Celebrating Gaelic culture

Findmypast is working in partnership with IrishCentral to share fascinating insights into your Irish ancestors. Click here to get a special half price subscription, and discover your Irish roots today!

It’s no secret that those of us with Irish heritage are extremely proud of our past. The people of Ireland once felt a little disconnected from their roots, but thanks to the Gaelic Revival in Ireland and America, all things Irish have experienced a significant resurgence.

And it’s a great thing, but it’s up to us to continue in the tradition. Take a look at these five ways to celebrate Irish culture, and help pass down the best parts of your heritage to upcoming generations.

Listen to Irish music

Photocall Ireland

Photocall Ireland

The instruments used in classic Irish music—harps, flutes, horns and more—have created a distinct genre of music that is instantly recognizable. Whether sung in English or as Gaeilge, Irish music can be upbeat and celebratory, as well as melancholic and beautiful.

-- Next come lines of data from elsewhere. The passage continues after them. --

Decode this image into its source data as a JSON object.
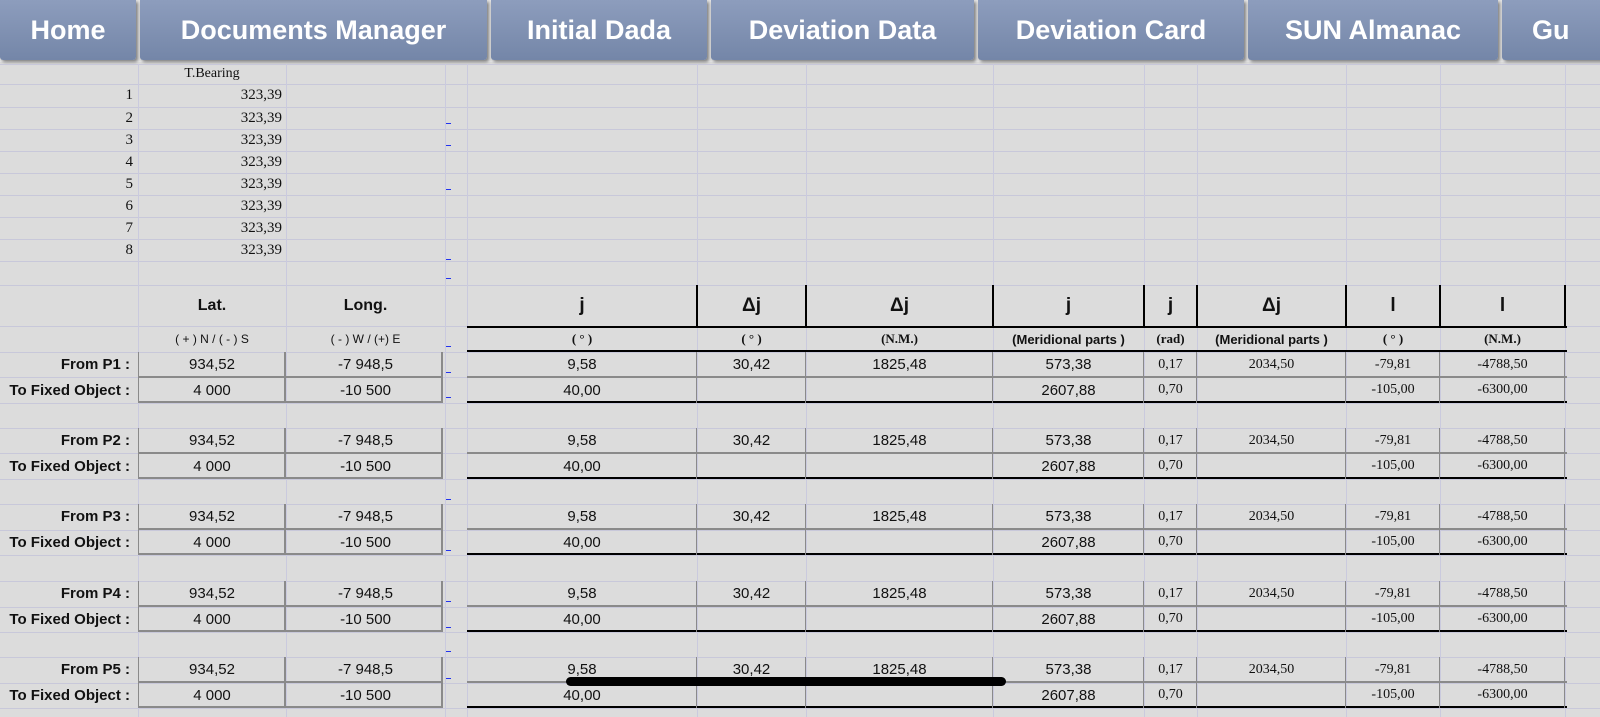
{
  "tabs": [
    {
      "label": "Home"
    },
    {
      "label": "Documents Manager"
    },
    {
      "label": "Initial Dada"
    },
    {
      "label": "Deviation Data"
    },
    {
      "label": "Deviation Card"
    },
    {
      "label": "SUN Almanac"
    },
    {
      "label": "Gu"
    }
  ],
  "bearings": {
    "header": "T.Bearing",
    "rows": [
      {
        "n": "1",
        "v": "323,39"
      },
      {
        "n": "2",
        "v": "323,39"
      },
      {
        "n": "3",
        "v": "323,39"
      },
      {
        "n": "4",
        "v": "323,39"
      },
      {
        "n": "5",
        "v": "323,39"
      },
      {
        "n": "6",
        "v": "323,39"
      },
      {
        "n": "7",
        "v": "323,39"
      },
      {
        "n": "8",
        "v": "323,39"
      }
    ]
  },
  "headers": [
    "Lat.",
    "Long.",
    "j",
    "Δj",
    "Δj",
    "j",
    "j",
    "Δj",
    "l",
    "l"
  ],
  "units": [
    "( + ) N  /  ( - ) S",
    "( - ) W  /  (+) E",
    "( ° )",
    "( ° )",
    "(N.M.)",
    "(Meridional parts )",
    "(rad)",
    "(Meridional parts )",
    "( ° )",
    "(N.M.)"
  ],
  "points": [
    {
      "from_label": "From P1 :",
      "to_label": "To Fixed Object :",
      "a": [
        "934,52",
        "-7 948,5",
        "9,58",
        "30,42",
        "1825,48",
        "573,38",
        "0,17",
        "2034,50",
        "-79,81",
        "-4788,50"
      ],
      "b": [
        "4 000",
        "-10 500",
        "40,00",
        "",
        "",
        "2607,88",
        "0,70",
        "",
        "-105,00",
        "-6300,00"
      ]
    },
    {
      "from_label": "From P2 :",
      "to_label": "To Fixed Object :",
      "a": [
        "934,52",
        "-7 948,5",
        "9,58",
        "30,42",
        "1825,48",
        "573,38",
        "0,17",
        "2034,50",
        "-79,81",
        "-4788,50"
      ],
      "b": [
        "4 000",
        "-10 500",
        "40,00",
        "",
        "",
        "2607,88",
        "0,70",
        "",
        "-105,00",
        "-6300,00"
      ]
    },
    {
      "from_label": "From P3 :",
      "to_label": "To Fixed Object :",
      "a": [
        "934,52",
        "-7 948,5",
        "9,58",
        "30,42",
        "1825,48",
        "573,38",
        "0,17",
        "2034,50",
        "-79,81",
        "-4788,50"
      ],
      "b": [
        "4 000",
        "-10 500",
        "40,00",
        "",
        "",
        "2607,88",
        "0,70",
        "",
        "-105,00",
        "-6300,00"
      ]
    },
    {
      "from_label": "From P4 :",
      "to_label": "To Fixed Object :",
      "a": [
        "934,52",
        "-7 948,5",
        "9,58",
        "30,42",
        "1825,48",
        "573,38",
        "0,17",
        "2034,50",
        "-79,81",
        "-4788,50"
      ],
      "b": [
        "4 000",
        "-10 500",
        "40,00",
        "",
        "",
        "2607,88",
        "0,70",
        "",
        "-105,00",
        "-6300,00"
      ]
    },
    {
      "from_label": "From P5 :",
      "to_label": "To Fixed Object :",
      "a": [
        "934,52",
        "-7 948,5",
        "9,58",
        "30,42",
        "1825,48",
        "573,38",
        "0,17",
        "2034,50",
        "-79,81",
        "-4788,50"
      ],
      "b": [
        "4 000",
        "-10 500",
        "40,00",
        "",
        "",
        "2607,88",
        "0,70",
        "",
        "-105,00",
        "-6300,00"
      ]
    }
  ]
}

Fordham University’s WFUV broadcasts a weekly Irish music show, Ceol na nGael (“Music of the Irish”) every Sunday afternoon. The show features a wide variety of Irish music, from various periods throughout Irish history. The show also features Irish community news, Irish sports, and news reports from Dublin.

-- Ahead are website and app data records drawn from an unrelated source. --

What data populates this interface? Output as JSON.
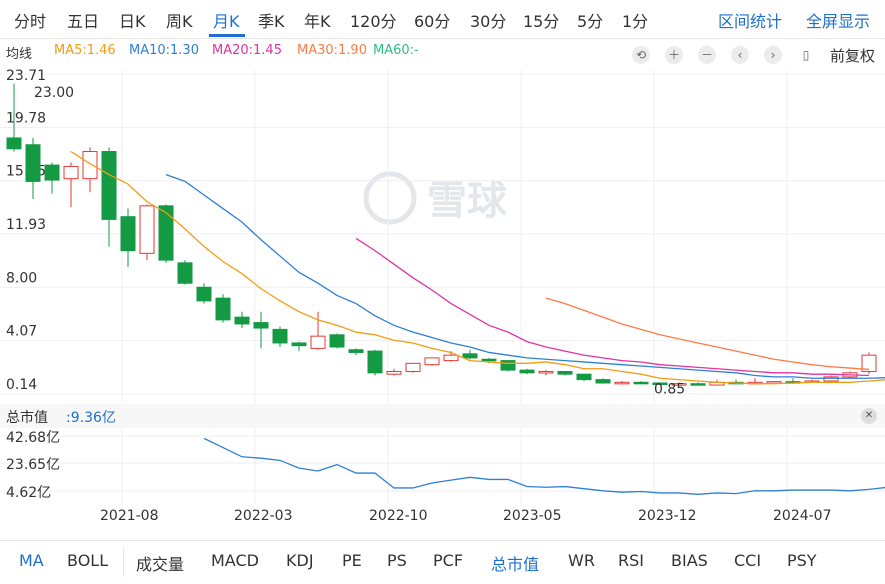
{
  "period_tabs": [
    "分时",
    "五日",
    "日K",
    "周K",
    "月K",
    "季K",
    "年K",
    "120分",
    "60分",
    "30分",
    "15分",
    "5分",
    "1分"
  ],
  "active_period": "月K",
  "top_links": [
    "区间统计",
    "全屏显示"
  ],
  "ma_legend": {
    "label": "均线",
    "items": [
      {
        "text": "MA5:1.46",
        "color": "#f39c12"
      },
      {
        "text": "MA10:1.30",
        "color": "#2f7fd6"
      },
      {
        "text": "MA20:1.45",
        "color": "#e0339f"
      },
      {
        "text": "MA30:1.90",
        "color": "#ff7a45"
      },
      {
        "text": "MA60:-",
        "color": "#2ebd85"
      }
    ]
  },
  "controls": {
    "icons": [
      "undo-icon",
      "zoom-in-icon",
      "zoom-out-icon",
      "chevron-left-icon",
      "chevron-right-icon",
      "candle-icon"
    ],
    "adjust_label": "前复权"
  },
  "watermark": "雪球",
  "colors": {
    "up": "#e53935",
    "down": "#139a43",
    "grid": "#efefef"
  },
  "chart_data": [
    {
      "type": "candlestick",
      "y_ticks": [
        "23.71",
        "19.78",
        "15.85",
        "11.93",
        "8.00",
        "4.07",
        "0.14"
      ],
      "ylim": [
        0.14,
        23.71
      ],
      "max_label": "23.00",
      "min_label": "0.85",
      "x_ticks": [
        "2021-08",
        "2022-03",
        "2022-10",
        "2023-05",
        "2023-12",
        "2024-07"
      ],
      "candles": [
        {
          "o": 19.0,
          "h": 23.0,
          "l": 18.0,
          "c": 18.2
        },
        {
          "o": 18.5,
          "h": 19.0,
          "l": 14.5,
          "c": 15.8
        },
        {
          "o": 17.0,
          "h": 17.2,
          "l": 14.9,
          "c": 15.9
        },
        {
          "o": 16.0,
          "h": 17.2,
          "l": 13.9,
          "c": 16.9
        },
        {
          "o": 16.0,
          "h": 18.3,
          "l": 15.0,
          "c": 18.0
        },
        {
          "o": 18.0,
          "h": 18.3,
          "l": 11.0,
          "c": 13.0
        },
        {
          "o": 13.2,
          "h": 13.8,
          "l": 9.5,
          "c": 10.7
        },
        {
          "o": 10.5,
          "h": 14.1,
          "l": 10.0,
          "c": 14.0
        },
        {
          "o": 14.0,
          "h": 14.1,
          "l": 9.8,
          "c": 10.0
        },
        {
          "o": 9.8,
          "h": 10.0,
          "l": 8.2,
          "c": 8.3
        },
        {
          "o": 8.0,
          "h": 8.3,
          "l": 6.8,
          "c": 7.0
        },
        {
          "o": 7.2,
          "h": 7.5,
          "l": 5.4,
          "c": 5.6
        },
        {
          "o": 5.8,
          "h": 6.2,
          "l": 5.0,
          "c": 5.3
        },
        {
          "o": 5.4,
          "h": 6.2,
          "l": 3.5,
          "c": 5.0
        },
        {
          "o": 4.9,
          "h": 5.1,
          "l": 3.6,
          "c": 3.9
        },
        {
          "o": 3.9,
          "h": 4.0,
          "l": 3.3,
          "c": 3.7
        },
        {
          "o": 3.5,
          "h": 6.2,
          "l": 3.4,
          "c": 4.4
        },
        {
          "o": 4.5,
          "h": 4.6,
          "l": 3.5,
          "c": 3.6
        },
        {
          "o": 3.4,
          "h": 3.5,
          "l": 3.0,
          "c": 3.2
        },
        {
          "o": 3.3,
          "h": 3.4,
          "l": 1.5,
          "c": 1.7
        },
        {
          "o": 1.6,
          "h": 2.0,
          "l": 1.5,
          "c": 1.8
        },
        {
          "o": 1.8,
          "h": 2.4,
          "l": 1.7,
          "c": 2.4
        },
        {
          "o": 2.3,
          "h": 2.8,
          "l": 2.2,
          "c": 2.8
        },
        {
          "o": 2.6,
          "h": 3.3,
          "l": 2.5,
          "c": 3.0
        },
        {
          "o": 3.1,
          "h": 3.4,
          "l": 2.7,
          "c": 2.8
        },
        {
          "o": 2.7,
          "h": 2.8,
          "l": 2.4,
          "c": 2.6
        },
        {
          "o": 2.6,
          "h": 2.6,
          "l": 1.8,
          "c": 1.9
        },
        {
          "o": 1.9,
          "h": 2.0,
          "l": 1.6,
          "c": 1.7
        },
        {
          "o": 1.7,
          "h": 1.9,
          "l": 1.5,
          "c": 1.8
        },
        {
          "o": 1.8,
          "h": 1.8,
          "l": 1.5,
          "c": 1.6
        },
        {
          "o": 1.6,
          "h": 1.6,
          "l": 1.1,
          "c": 1.2
        },
        {
          "o": 1.2,
          "h": 1.3,
          "l": 0.9,
          "c": 0.95
        },
        {
          "o": 0.95,
          "h": 1.1,
          "l": 0.85,
          "c": 1.0
        },
        {
          "o": 1.0,
          "h": 1.1,
          "l": 0.9,
          "c": 0.95
        },
        {
          "o": 0.95,
          "h": 1.0,
          "l": 0.85,
          "c": 0.9
        },
        {
          "o": 0.9,
          "h": 1.0,
          "l": 0.85,
          "c": 0.9
        },
        {
          "o": 0.9,
          "h": 1.0,
          "l": 0.8,
          "c": 0.8
        },
        {
          "o": 0.8,
          "h": 1.2,
          "l": 0.8,
          "c": 1.0
        },
        {
          "o": 1.0,
          "h": 1.2,
          "l": 0.9,
          "c": 0.95
        },
        {
          "o": 0.95,
          "h": 1.3,
          "l": 0.9,
          "c": 1.0
        },
        {
          "o": 1.0,
          "h": 1.1,
          "l": 0.9,
          "c": 1.05
        },
        {
          "o": 1.05,
          "h": 1.3,
          "l": 0.9,
          "c": 1.0
        },
        {
          "o": 1.0,
          "h": 1.2,
          "l": 0.95,
          "c": 1.1
        },
        {
          "o": 1.1,
          "h": 1.5,
          "l": 1.0,
          "c": 1.4
        },
        {
          "o": 1.4,
          "h": 1.8,
          "l": 1.3,
          "c": 1.7
        },
        {
          "o": 1.8,
          "h": 3.2,
          "l": 1.6,
          "c": 3.0
        }
      ],
      "ma_lines": [
        {
          "name": "MA5",
          "color": "#f39c12",
          "start": 3,
          "values": [
            18.0,
            17.1,
            16.3,
            15.6,
            14.3,
            13.5,
            12.3,
            11.0,
            9.9,
            9.0,
            7.9,
            7.0,
            6.2,
            5.6,
            5.2,
            4.7,
            4.5,
            4.1,
            3.9,
            3.5,
            3.2,
            2.6,
            2.5,
            2.4,
            2.4,
            2.5,
            2.3,
            2.0,
            2.0,
            1.8,
            1.6,
            1.3,
            1.2,
            1.1,
            1.0,
            0.95,
            0.9,
            0.9,
            0.95,
            1.0,
            1.0,
            1.0,
            1.1,
            1.2,
            1.5
          ]
        },
        {
          "name": "MA10",
          "color": "#2f7fd6",
          "start": 8,
          "values": [
            16.3,
            15.8,
            14.8,
            13.8,
            12.8,
            11.5,
            10.3,
            9.1,
            8.3,
            7.4,
            6.8,
            5.9,
            5.2,
            4.7,
            4.3,
            3.9,
            3.6,
            3.2,
            3.0,
            2.8,
            2.7,
            2.6,
            2.5,
            2.4,
            2.3,
            2.2,
            2.1,
            2.0,
            1.9,
            1.8,
            1.7,
            1.5,
            1.4,
            1.4,
            1.3,
            1.3,
            1.3,
            1.3,
            1.35
          ]
        },
        {
          "name": "MA20",
          "color": "#e0339f",
          "start": 18,
          "values": [
            11.6,
            10.7,
            9.7,
            8.7,
            7.8,
            6.8,
            6.0,
            5.2,
            4.7,
            4.0,
            3.6,
            3.3,
            3.0,
            2.8,
            2.6,
            2.5,
            2.3,
            2.2,
            2.1,
            2.0,
            1.9,
            1.8,
            1.7,
            1.7,
            1.6,
            1.6,
            1.55,
            1.5
          ]
        },
        {
          "name": "MA30",
          "color": "#ff7a45",
          "start": 28,
          "values": [
            7.2,
            6.8,
            6.3,
            5.8,
            5.3,
            4.9,
            4.5,
            4.2,
            3.9,
            3.6,
            3.3,
            3.0,
            2.7,
            2.5,
            2.3,
            2.15,
            2.05,
            1.95
          ]
        }
      ]
    },
    {
      "type": "line",
      "title": "总市值",
      "value_label": ":9.36亿",
      "y_ticks": [
        "42.68亿",
        "23.65亿",
        "4.62亿"
      ],
      "ylim": [
        0,
        48
      ],
      "series": [
        {
          "color": "#2f7fd6",
          "start": 10,
          "values": [
            43.5,
            37.0,
            30.5,
            29.5,
            28.0,
            22.5,
            20.5,
            25.0,
            19.0,
            19.0,
            8.5,
            8.5,
            12.0,
            14.0,
            16.0,
            14.5,
            14.5,
            9.5,
            9.0,
            9.5,
            8.0,
            6.5,
            5.5,
            6.0,
            5.0,
            5.0,
            4.0,
            5.0,
            4.5,
            6.5,
            6.5,
            7.0,
            7.0,
            7.0,
            6.5,
            7.5,
            9.0,
            9.8
          ]
        }
      ]
    }
  ],
  "indicator_tabs": [
    "MA",
    "BOLL",
    "成交量",
    "MACD",
    "KDJ",
    "PE",
    "PS",
    "PCF",
    "总市值",
    "WR",
    "RSI",
    "BIAS",
    "CCI",
    "PSY"
  ],
  "active_indicators": [
    "MA",
    "总市值"
  ]
}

Play Irish sports

Two classic Irish sports—Gaelic Football and Hurling—were spread during the Gaelic Revival thanks to the Gaelic Athletic Association (GAA). Both are still played throughout all of Ireland, and can be very exciting to watch. Make sure to check out these Gaelic Football and Hurling highlights via YouTube!

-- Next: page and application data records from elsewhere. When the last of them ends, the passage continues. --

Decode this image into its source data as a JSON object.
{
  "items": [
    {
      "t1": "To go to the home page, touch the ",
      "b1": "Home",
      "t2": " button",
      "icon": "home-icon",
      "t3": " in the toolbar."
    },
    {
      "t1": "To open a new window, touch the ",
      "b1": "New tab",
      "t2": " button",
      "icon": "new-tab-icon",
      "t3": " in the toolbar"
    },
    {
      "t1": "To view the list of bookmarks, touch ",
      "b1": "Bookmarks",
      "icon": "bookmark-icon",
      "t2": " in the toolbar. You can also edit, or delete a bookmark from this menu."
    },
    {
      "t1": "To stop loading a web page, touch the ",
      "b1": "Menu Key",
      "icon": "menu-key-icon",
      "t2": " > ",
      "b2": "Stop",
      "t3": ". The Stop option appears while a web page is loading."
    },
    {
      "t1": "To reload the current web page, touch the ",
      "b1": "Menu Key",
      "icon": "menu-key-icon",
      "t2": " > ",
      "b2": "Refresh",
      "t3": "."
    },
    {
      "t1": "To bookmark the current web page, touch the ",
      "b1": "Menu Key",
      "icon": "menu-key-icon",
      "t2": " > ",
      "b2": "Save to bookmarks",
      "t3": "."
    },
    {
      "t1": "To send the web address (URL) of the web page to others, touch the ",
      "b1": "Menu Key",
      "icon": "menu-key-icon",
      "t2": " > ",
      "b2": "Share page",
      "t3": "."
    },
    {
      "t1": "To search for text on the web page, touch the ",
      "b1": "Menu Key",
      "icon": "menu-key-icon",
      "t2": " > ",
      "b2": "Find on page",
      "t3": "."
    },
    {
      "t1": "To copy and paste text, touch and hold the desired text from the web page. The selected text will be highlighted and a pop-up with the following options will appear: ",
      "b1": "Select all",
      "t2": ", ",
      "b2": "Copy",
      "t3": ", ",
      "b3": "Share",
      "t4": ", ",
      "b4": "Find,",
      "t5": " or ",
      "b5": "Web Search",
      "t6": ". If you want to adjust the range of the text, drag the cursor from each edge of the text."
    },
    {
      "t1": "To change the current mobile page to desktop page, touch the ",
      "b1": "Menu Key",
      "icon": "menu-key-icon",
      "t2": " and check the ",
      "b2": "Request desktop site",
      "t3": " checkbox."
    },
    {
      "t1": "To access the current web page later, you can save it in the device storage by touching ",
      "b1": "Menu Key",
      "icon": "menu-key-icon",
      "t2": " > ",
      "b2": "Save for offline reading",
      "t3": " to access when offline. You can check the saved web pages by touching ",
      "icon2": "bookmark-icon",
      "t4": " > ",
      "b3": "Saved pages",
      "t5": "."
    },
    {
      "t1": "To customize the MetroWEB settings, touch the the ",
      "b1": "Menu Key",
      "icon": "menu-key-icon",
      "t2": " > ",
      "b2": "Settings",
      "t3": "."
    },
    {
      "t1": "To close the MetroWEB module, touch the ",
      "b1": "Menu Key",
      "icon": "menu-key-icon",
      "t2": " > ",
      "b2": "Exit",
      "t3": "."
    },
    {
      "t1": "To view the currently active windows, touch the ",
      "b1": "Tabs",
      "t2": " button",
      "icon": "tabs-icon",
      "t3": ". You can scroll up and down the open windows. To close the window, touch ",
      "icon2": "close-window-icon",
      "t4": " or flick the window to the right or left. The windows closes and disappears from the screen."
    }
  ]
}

But you don’t just need to be in Ireland to play! There are many GAA clubs in America—New York, Boston, Chicago and Philadelphia all have vibrant Irish sports scenes. There are even organizations as far west as California and as far north as Washington state.

Learn Irish

The old Irish alphabet.

The old Irish alphabet.

Learning Irish can be a really cool way to get in touch with your roots. And once you do, you’ll be surprised how many places you find an Irish word or phrase. There were also many great novels, short stories and poetry published in Irish during the Gaelic Revival—plus, who wouldn’t be impressed if you could belt out a few tunes in the Irish language?

Look into your local community to see if there are any clubs or organizations that can help you learn. If not, the internet is wonderful place—many sources are available with a quick Google search.

Research your Irish ancestors

This one is obvious—if you don’t know anything about your Irish ancestors, you don’t know anything about your roots! Irish immigrants actually have a very diverse set of stories, so make sure you look into the first generation if your family immigrated to the United States.

But whether your family came to America during the Potato Famine, the Gaelic Revival, or never even left Ireland, you absolutely must look through some Irish genealogy records to see traces of them in their home country. You will delve deeper into your generational history, and may even be able to discover some long-lost distant family connections.

Irish genealogy can be tricky though, so make sure you’re well briefed on how best to research your Irish ancestors.

Travel to Ireland

Getty images.

Getty images.

No matter where you’re from, there’s nothing like traveling back to the original country of your ancestors to experience it firsthand. Between friendly locals, breathtaking scenery and all the cultural immersion you’re looking for, there’s simply nothing like it.

And of course, if you’ve been tackling any of the previous four suggestions, you’ll have an even greater connection to this wonderful isle.

For more stories on tracing your Irish heritage from Findmypast click here.